Stirring Change: Cold Showers have more than one use

This week, as part of our immunity series, I thought I’d venture out of the kitchen and into the domain of simple, accessible, free and (mostly) enjoyable lifestyle hacks.

I’ve been searching for some of the most effective in terms of boosting overall health and immunity and especially those techniques supported by genuine research.

I’ve always found myself gravitating towards health strategies that are truly empowering.

One of the most frustrating things to witness in the health and wellbeing sector is the heavily marketed notion that the latest gadget, the most expensive test, or the most elaborate supplement regime or powdered superfood is a prerequisite for good health.

Obviously, these things have their place, however the pathway to good health doesn’t have to be complicated or expensive.

Very often it’s simply a matter of adopting certain habits which, if practiced consistently over time, produce surprisingly impressive results.

And so, my first and perhaps most important lifestyle hack is … wait for it … cold showers.

Theme: Immunity series

Topic: Lifestyle hacks for super-immunity: Part 1 – Cold Showers

Stay with me, folks!

I realise it’s probably the wrong time of year to run with this one, with temperatures already plummeting, but take my word for it, if you can master it mid-Winter, the rest of the year will be a cinch.

And the tangible health benefits will make it worth your while, I can assure you!

There’s not a single practice that has revolutionised my health and had me passionately preaching to friends and family, to a greater extent than this one.

I am as devout a “cold-showerist” as they come.

Cold exposure stimulates our immune system.

It does this primarily by boosting the production of white blood cells.

Studies show that not only does it increase the number of lymphocytes and natural killer (NK) cells, which defend against tumours and virus-infected cells, but it increases activity of those cells as well.

One study found elevated levels of virus-combatting cytokines, gamma interferon and interleukin-4, and that they worked more synergistically.

The simple practice of taking cold showers is also an effective weight loss tool.

It’s thought to convert white fat (the universally dreaded kind of body fat) into brown fat – the more favourable, active form, which burns calories, effectively transforming food into body heat.

Cold exposure also boosts adiponectin, a fat-burning hormone which reduces inflammation and improves insulin sensitivity and glucose regulation.

Low levels of both brown fat and adiponectin are associated with obesity.

Lots of other benefits

There’s also a lengthy list of additional benefits.

Cold exposure reduces inflammation and oxidative stress (one study hints at the possibility of it boosting glutathione production – the body’s master antioxidant); drastically enhances mood, energy levels and cognitive function; improves resilience and adaptation to stress; and increases circulation, with a tangible improvement for those suffering with cold hands and feet during Winter.

Now, no doubt; some men may call out one or two disadvantages to exposing (parts of) their bodies to cold but, before you do, you should know that studies have also shown that cold showers are effective in fighting the most dreaded strain of flu: man flu!

Finally, it goes without saying there are potentially significant environmental benefits from saving water, not to mention the financial benefits in terms of reduced power bills.

A cold shower led recovery perhaps?

One warning

Best to avoid cold showers if and when any acute illness does happen to strike.

Georgia Lienemann

How-to guide

Do you really need my help to explain how best to take a cold shower?

Maybe not, but, according to the literature, some ways are more effective than others.

The greatest physiological response to cold occurs during the first 30 seconds – so if that’s all you can manage, rest assured that you’ll still reap the majority of the benefits associated with this technique – consistency is the key.

Alternatively, at the end of your regular daily (warm) shower, you can slowly reduce the water temperature to the lowest you can tolerate.

Aim for 5-10 seconds of cold initially, gradually working up to 1-2 minutes, over time.

For the faint of heart, Summer and Autumn are by far the best seasons to start, as it allows time to build the practice and reap the rewards throughout Winter when you really need them.

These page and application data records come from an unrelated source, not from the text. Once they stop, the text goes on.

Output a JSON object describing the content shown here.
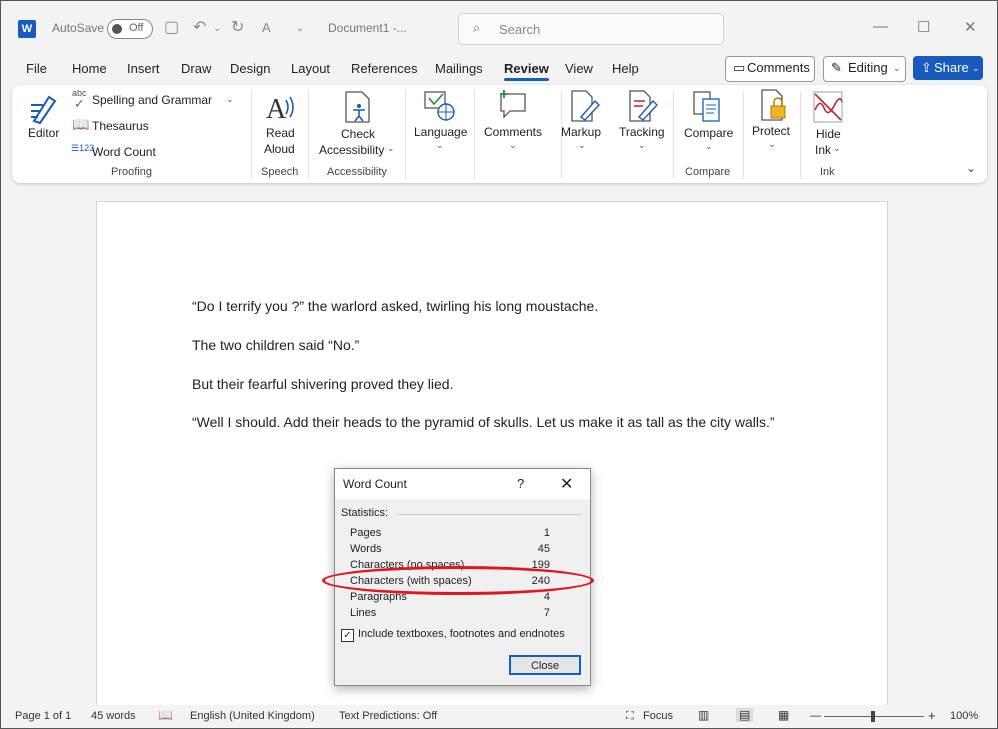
{
  "titlebar": {
    "autosave_label": "AutoSave",
    "autosave_state": "Off",
    "document_title": "Document1  -...",
    "search_placeholder": "Search",
    "minimize": "—",
    "maximize": "☐",
    "close": "✕"
  },
  "menu": {
    "tabs": [
      "File",
      "Home",
      "Insert",
      "Draw",
      "Design",
      "Layout",
      "References",
      "Mailings",
      "Review",
      "View",
      "Help"
    ],
    "active_tab": "Review",
    "comments_label": "Comments",
    "editing_label": "Editing",
    "share_label": "Share"
  },
  "ribbon": {
    "editor_label": "Editor",
    "spelling_label": "Spelling and Grammar",
    "thesaurus_label": "Thesaurus",
    "wordcount_label": "Word Count",
    "proofing_group": "Proofing",
    "read_aloud_label_1": "Read",
    "read_aloud_label_2": "Aloud",
    "speech_group": "Speech",
    "check_access_label_1": "Check",
    "check_access_label_2": "Accessibility",
    "accessibility_group": "Accessibility",
    "language_label": "Language",
    "comments_label": "Comments",
    "markup_label": "Markup",
    "tracking_label": "Tracking",
    "compare_label": "Compare",
    "compare_group": "Compare",
    "protect_label": "Protect",
    "hide_ink_label_1": "Hide",
    "hide_ink_label_2": "Ink",
    "ink_group": "Ink"
  },
  "document": {
    "paragraphs": [
      "“Do I terrify you ?” the warlord asked, twirling his long moustache.",
      "The two children said “No.”",
      "But their fearful shivering proved they lied.",
      "“Well I should. Add their heads to the pyramid of skulls. Let us make it as tall as the city walls.”"
    ]
  },
  "dialog": {
    "title": "Word Count",
    "help": "?",
    "close_x": "✕",
    "statistics_label": "Statistics:",
    "rows": [
      {
        "label": "Pages",
        "value": "1"
      },
      {
        "label": "Words",
        "value": "45"
      },
      {
        "label": "Characters (no spaces)",
        "value": "199"
      },
      {
        "label": "Characters (with spaces)",
        "value": "240"
      },
      {
        "label": "Paragraphs",
        "value": "4"
      },
      {
        "label": "Lines",
        "value": "7"
      }
    ],
    "include_label": "Include textboxes, footnotes and endnotes",
    "include_checked": true,
    "close_button": "Close",
    "highlight_color": "#e0171c"
  },
  "statusbar": {
    "page": "Page 1 of 1",
    "words": "45 words",
    "language": "English (United Kingdom)",
    "text_predictions": "Text Predictions: Off",
    "focus": "Focus",
    "zoom_minus": "—",
    "zoom_plus": "+",
    "zoom": "100%"
  },
  "colors": {
    "accent": "#185abd",
    "highlight": "#e0171c"
  }
}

And rest assured, it will get easier with time – in fact, cold exposure has an addictive quality thanks to the instant energy it generates.

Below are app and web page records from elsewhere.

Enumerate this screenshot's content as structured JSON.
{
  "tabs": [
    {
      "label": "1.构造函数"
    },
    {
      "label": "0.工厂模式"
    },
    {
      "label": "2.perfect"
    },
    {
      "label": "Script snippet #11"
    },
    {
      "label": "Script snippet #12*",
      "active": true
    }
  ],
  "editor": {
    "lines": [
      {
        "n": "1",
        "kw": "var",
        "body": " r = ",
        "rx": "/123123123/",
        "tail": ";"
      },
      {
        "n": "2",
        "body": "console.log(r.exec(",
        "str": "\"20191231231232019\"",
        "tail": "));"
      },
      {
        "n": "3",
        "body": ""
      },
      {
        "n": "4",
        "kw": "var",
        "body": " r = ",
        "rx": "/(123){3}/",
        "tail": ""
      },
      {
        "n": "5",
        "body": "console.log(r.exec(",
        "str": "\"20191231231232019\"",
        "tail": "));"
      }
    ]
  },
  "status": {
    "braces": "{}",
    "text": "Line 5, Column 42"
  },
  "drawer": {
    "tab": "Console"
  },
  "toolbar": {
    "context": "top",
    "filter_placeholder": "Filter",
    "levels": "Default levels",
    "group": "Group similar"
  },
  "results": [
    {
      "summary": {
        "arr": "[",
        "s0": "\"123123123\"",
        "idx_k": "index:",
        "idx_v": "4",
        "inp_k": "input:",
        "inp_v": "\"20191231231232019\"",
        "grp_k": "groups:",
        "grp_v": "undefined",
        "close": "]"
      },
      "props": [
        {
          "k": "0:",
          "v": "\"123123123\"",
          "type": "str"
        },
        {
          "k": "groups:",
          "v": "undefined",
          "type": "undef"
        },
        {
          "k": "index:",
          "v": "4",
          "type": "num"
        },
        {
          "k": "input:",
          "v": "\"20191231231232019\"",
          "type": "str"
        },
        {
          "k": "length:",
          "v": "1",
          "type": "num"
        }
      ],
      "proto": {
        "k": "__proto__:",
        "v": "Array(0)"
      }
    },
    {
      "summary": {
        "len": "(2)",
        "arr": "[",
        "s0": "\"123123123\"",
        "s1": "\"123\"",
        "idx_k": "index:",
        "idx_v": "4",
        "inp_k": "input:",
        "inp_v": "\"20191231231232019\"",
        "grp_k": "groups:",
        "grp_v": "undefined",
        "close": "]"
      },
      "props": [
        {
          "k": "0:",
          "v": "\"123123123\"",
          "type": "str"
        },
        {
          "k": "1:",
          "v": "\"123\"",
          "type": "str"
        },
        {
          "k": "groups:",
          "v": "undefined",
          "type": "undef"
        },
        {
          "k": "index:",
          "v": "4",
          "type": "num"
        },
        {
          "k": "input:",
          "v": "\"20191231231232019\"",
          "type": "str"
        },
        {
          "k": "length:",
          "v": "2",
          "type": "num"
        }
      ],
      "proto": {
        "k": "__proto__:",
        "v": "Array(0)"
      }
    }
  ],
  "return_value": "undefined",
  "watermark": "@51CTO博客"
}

Just ask the Frigid Digits. They worked all this out a long time ago!

Well, best of luck with this one!

To any fence-sitters: give it a try – I promise you won’t be disappointed.

Even a week should convince you that bravely sacrificing your morning comfort is worth it, for the energy and cognitive boost alone.

Georgia Lienemann